A joint statement from environmental groups, including the National Audubon Society, the National Wildlife Federation and the Environmental Defense Fund, says Louisiana’s vital barrier islands, which are in jeopardy due to coastal erosion, took the brunt of the damage from the oil disaster.
“Barrier islands provide a first line of defense against storm surge, protecting communities and habitats, and they are also nurseries and breeding grounds for many species of Gulf fish, wildlife and migratory birds,” the statement says. “BP misleads audiences when it declares cleanup victory in the Gulf. It may try to sweep this recent news under the rug, but it’s going to take a pretty big broom to hide a 40,000-pound tar mat.”

Reports say the tar mat was made up of 15 percent oil and 85 percent sand, shells and water. But the entire mat itself was considered hazardous and had to be removed from the area, the groups point out.

Local officials have said BP and the Coast Guard have responded to concerns about buried oil and tar mats, sampling the beach by drilling augering holes to look for oil under the surface sands and sending scuba Shoreline Cleanup Assistance Teams to probe in the wave line for submerged oil mats on Fourchon Beach. Tar balls and tar mats have washed up regularly on the beach since the spill.

Terrebonne Coastal Restoration Director Nic Matherne said the parish has been working with the state to receive bimonthly briefings on ongoing cleanup efforts.

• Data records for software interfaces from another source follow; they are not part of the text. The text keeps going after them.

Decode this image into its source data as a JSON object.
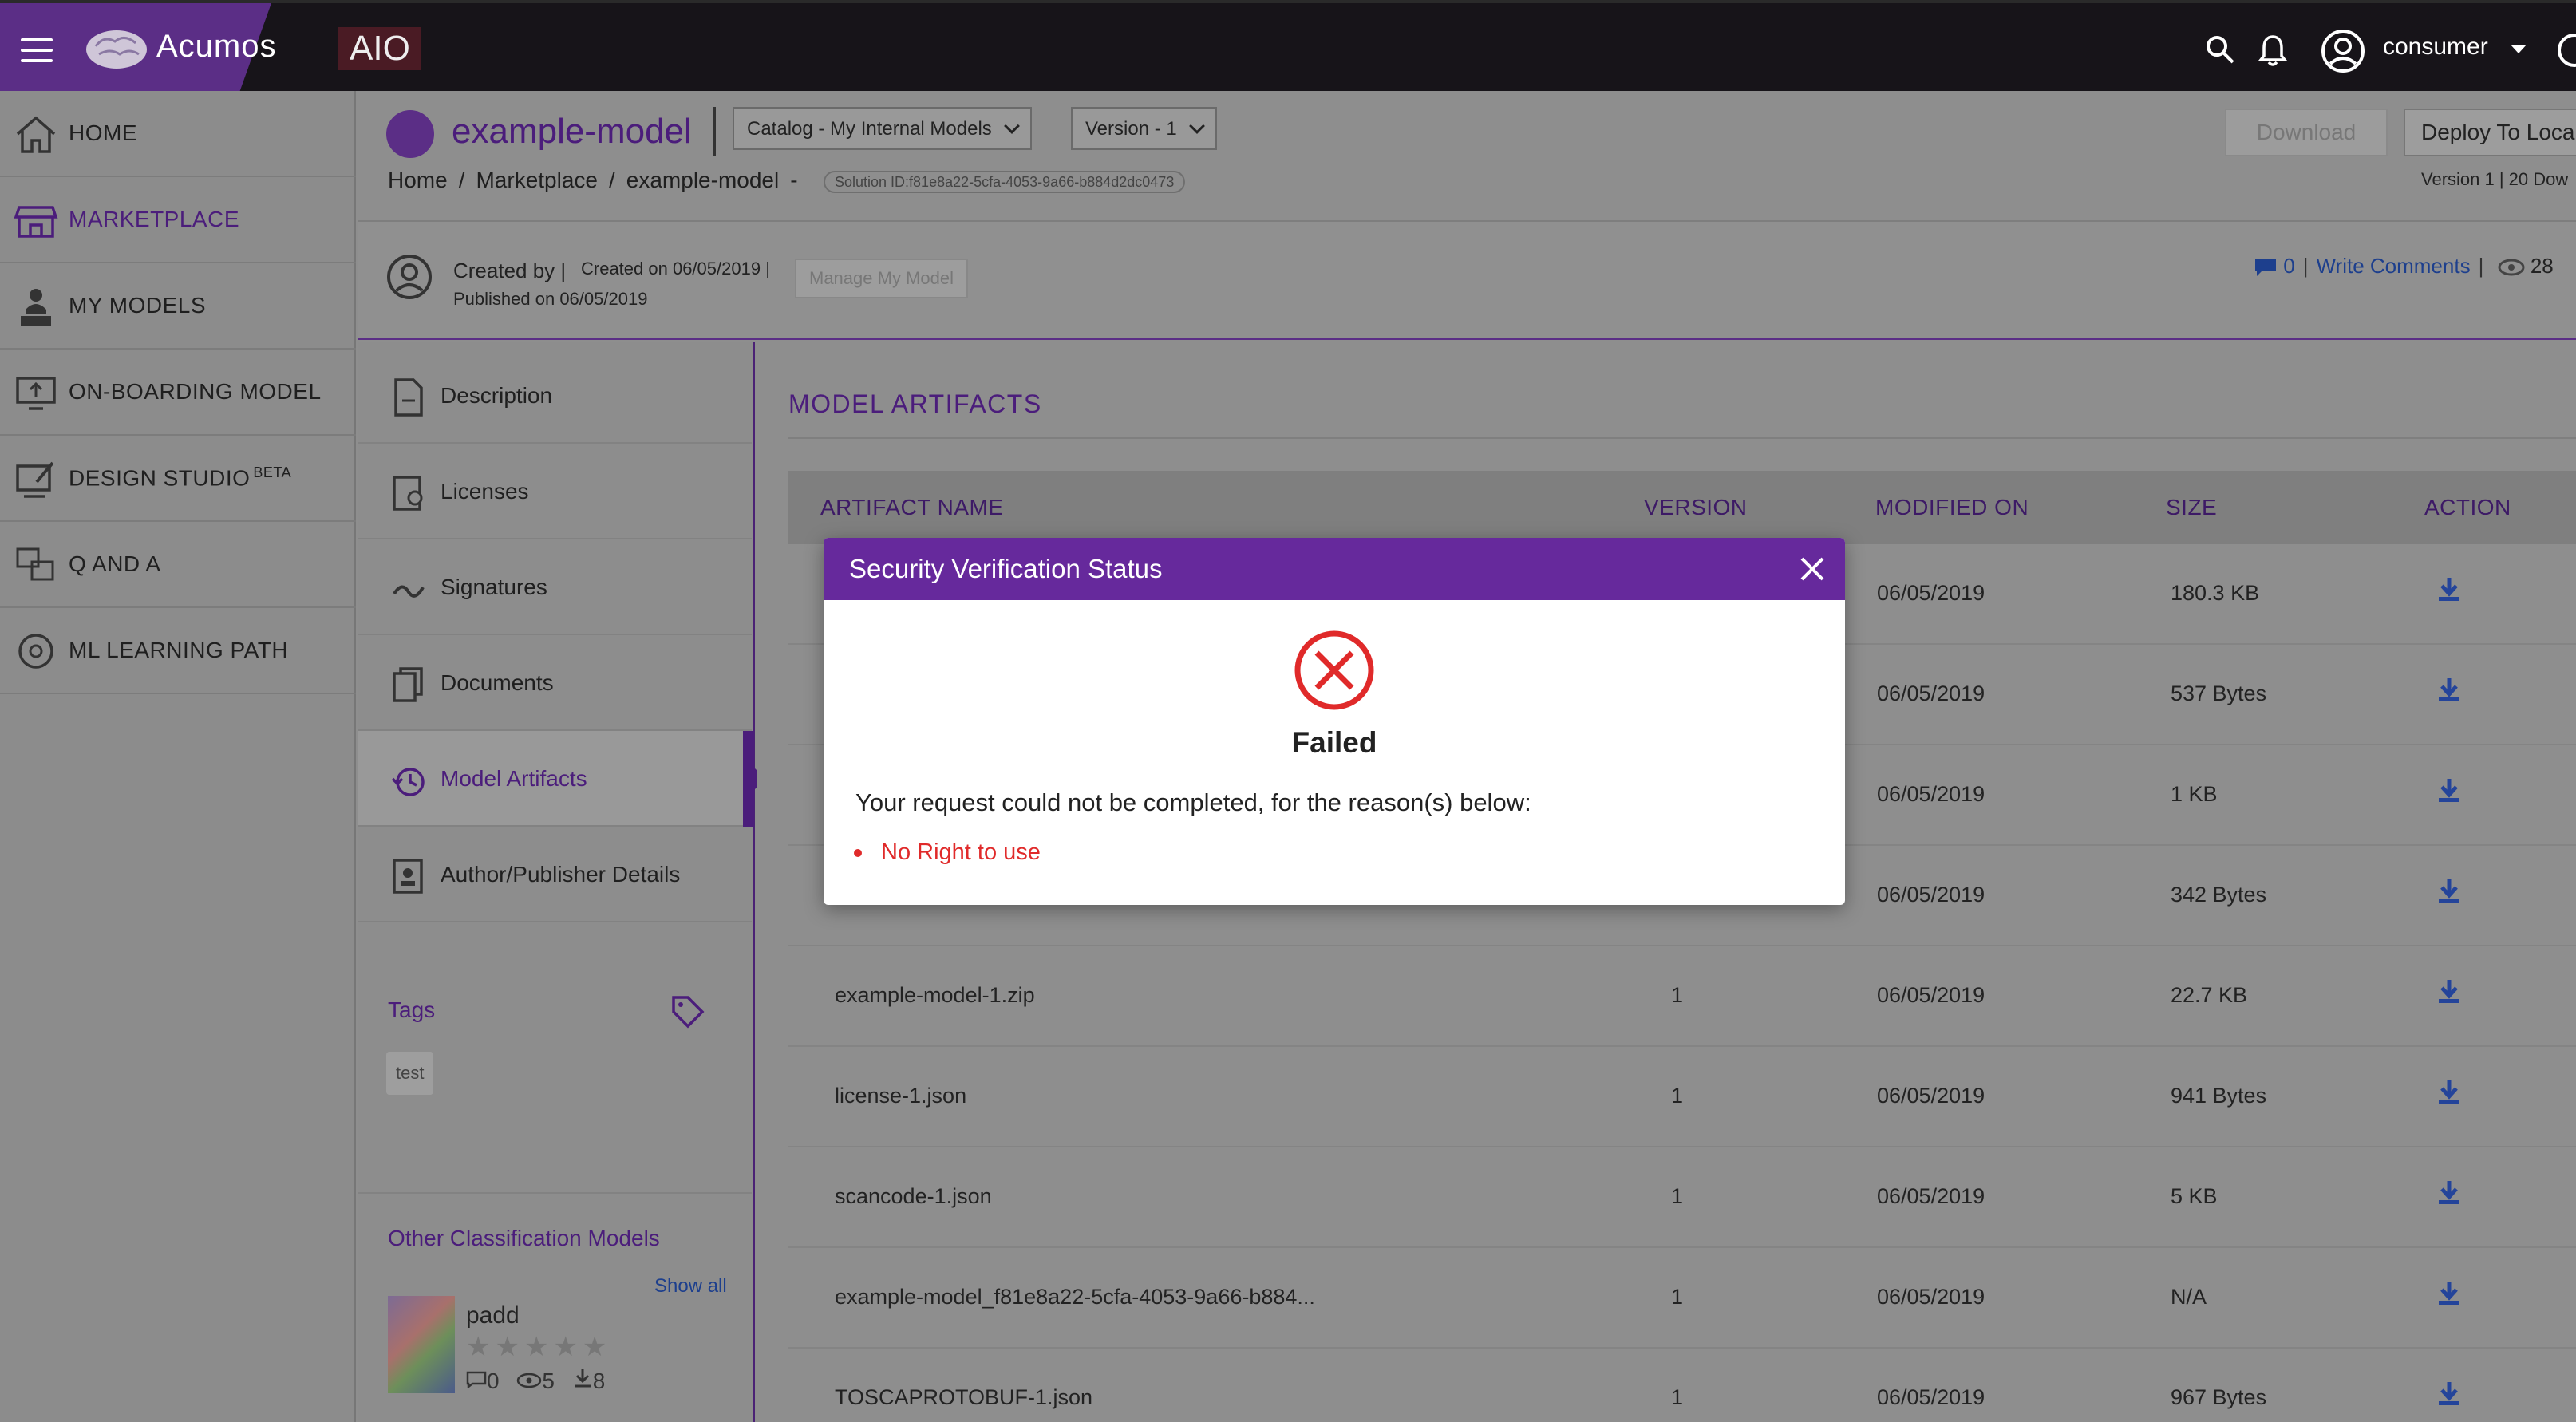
{
  "topbar": {
    "brand": "Acumos",
    "environment": "AIO",
    "user": "consumer",
    "icons": [
      "menu-icon",
      "search-icon",
      "bell-icon",
      "user-circle-icon",
      "chevron-down-icon",
      "help-icon"
    ]
  },
  "sidebar": {
    "items": [
      {
        "label": "HOME",
        "icon": "home-icon",
        "active": false
      },
      {
        "label": "MARKETPLACE",
        "icon": "storefront-icon",
        "active": true
      },
      {
        "label": "MY MODELS",
        "icon": "person-desk-icon",
        "active": false
      },
      {
        "label": "ON-BOARDING MODEL",
        "icon": "monitor-upload-icon",
        "active": false
      },
      {
        "label": "DESIGN STUDIO",
        "badge": "BETA",
        "icon": "design-board-icon",
        "active": false
      },
      {
        "label": "Q AND A",
        "icon": "qa-icon",
        "active": false
      },
      {
        "label": "ML LEARNING PATH",
        "icon": "brain-gear-icon",
        "active": false
      }
    ]
  },
  "header": {
    "model_name": "example-model",
    "catalog_select": "Catalog - My Internal Models",
    "version_select": "Version - 1",
    "download_label": "Download",
    "deploy_label": "Deploy To Loca",
    "version_info": "Version 1 | 20 Dow",
    "breadcrumb": [
      "Home",
      "Marketplace",
      "example-model"
    ],
    "breadcrumb_dash": "-",
    "solution_id": "Solution ID:f81e8a22-5cfa-4053-9a66-b884d2dc0473"
  },
  "meta": {
    "created_by": "Created by",
    "created_on": "Created on 06/05/2019",
    "published_on": "Published on 06/05/2019",
    "manage_label": "Manage My Model",
    "comment_count": "0",
    "write_comments": "Write Comments",
    "views": "28"
  },
  "tabs": [
    {
      "label": "Description",
      "icon": "document-icon",
      "active": false
    },
    {
      "label": "Licenses",
      "icon": "license-icon",
      "active": false
    },
    {
      "label": "Signatures",
      "icon": "signature-icon",
      "active": false
    },
    {
      "label": "Documents",
      "icon": "documents-icon",
      "active": false
    },
    {
      "label": "Model Artifacts",
      "icon": "history-icon",
      "active": true
    },
    {
      "label": "Author/Publisher Details",
      "icon": "author-icon",
      "active": false
    }
  ],
  "tags": {
    "title": "Tags",
    "items": [
      "test"
    ]
  },
  "other_models": {
    "title": "Other Classification Models",
    "show_all": "Show all",
    "items": [
      {
        "name": "padd",
        "rating": 0,
        "comments": "0",
        "views": "5",
        "downloads": "8"
      }
    ]
  },
  "artifacts": {
    "title": "MODEL ARTIFACTS",
    "columns": [
      "ARTIFACT NAME",
      "VERSION",
      "MODIFIED ON",
      "SIZE",
      "ACTION"
    ],
    "rows": [
      {
        "name": "",
        "version": "",
        "modified": "06/05/2019",
        "size": "180.3 KB"
      },
      {
        "name": "",
        "version": "",
        "modified": "06/05/2019",
        "size": "537 Bytes"
      },
      {
        "name": "",
        "version": "",
        "modified": "06/05/2019",
        "size": "1 KB"
      },
      {
        "name": "",
        "version": "",
        "modified": "06/05/2019",
        "size": "342 Bytes"
      },
      {
        "name": "example-model-1.zip",
        "version": "1",
        "modified": "06/05/2019",
        "size": "22.7 KB"
      },
      {
        "name": "license-1.json",
        "version": "1",
        "modified": "06/05/2019",
        "size": "941 Bytes"
      },
      {
        "name": "scancode-1.json",
        "version": "1",
        "modified": "06/05/2019",
        "size": "5 KB"
      },
      {
        "name": "example-model_f81e8a22-5cfa-4053-9a66-b884...",
        "version": "1",
        "modified": "06/05/2019",
        "size": "N/A"
      },
      {
        "name": "TOSCAPROTOBUF-1.json",
        "version": "1",
        "modified": "06/05/2019",
        "size": "967 Bytes"
      }
    ]
  },
  "modal": {
    "title": "Security Verification Status",
    "status": "Failed",
    "message": "Your request could not be completed, for the reason(s) below:",
    "reasons": [
      "No Right to use"
    ]
  },
  "colors": {
    "brand_purple": "#5b2e86",
    "modal_header": "#66299c",
    "error_red": "#e02a2a",
    "link_blue": "#1d3f8d"
  }
}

“There’s so much oil we’ll continue to uncover oil for years. We’re staying informed and staying on top of the issue,” Matherne said.

He added that officials have to balance the need to unearth buried oil with preventing damage to sensitive habitats like barrier islands.

“We’ve worked with the Coast Guard and the incident management team to stay informed of their modelling on wave action and where they are most likely to surface, and that’s an ongoing effort,” Matherne said.

Graves said responders have cleaned up 2.8 million pounds of oil in Louisiana this year alone.

“That’s 99 percent of all the oil removed in the Gulf,” Graves said.

Graves cited statistics that more than 1 million barrels of oil still remain unaccounted for since the spill.

“That’s five times the Exxon Valdez spill,” he said. “We can’t just wait for it to come to shore. Most importantly, we’re only seeing this oil on the beaches we have in Louisiana. What’s happening in our wetlands?”

He called for BP to set up a proactive monitoring system that can identify tar mats offshore and collect them before they wash in.

Staff Writer Nikki Buskey can be reached at 448-7636 or nicole.buskey@houmatoday.com.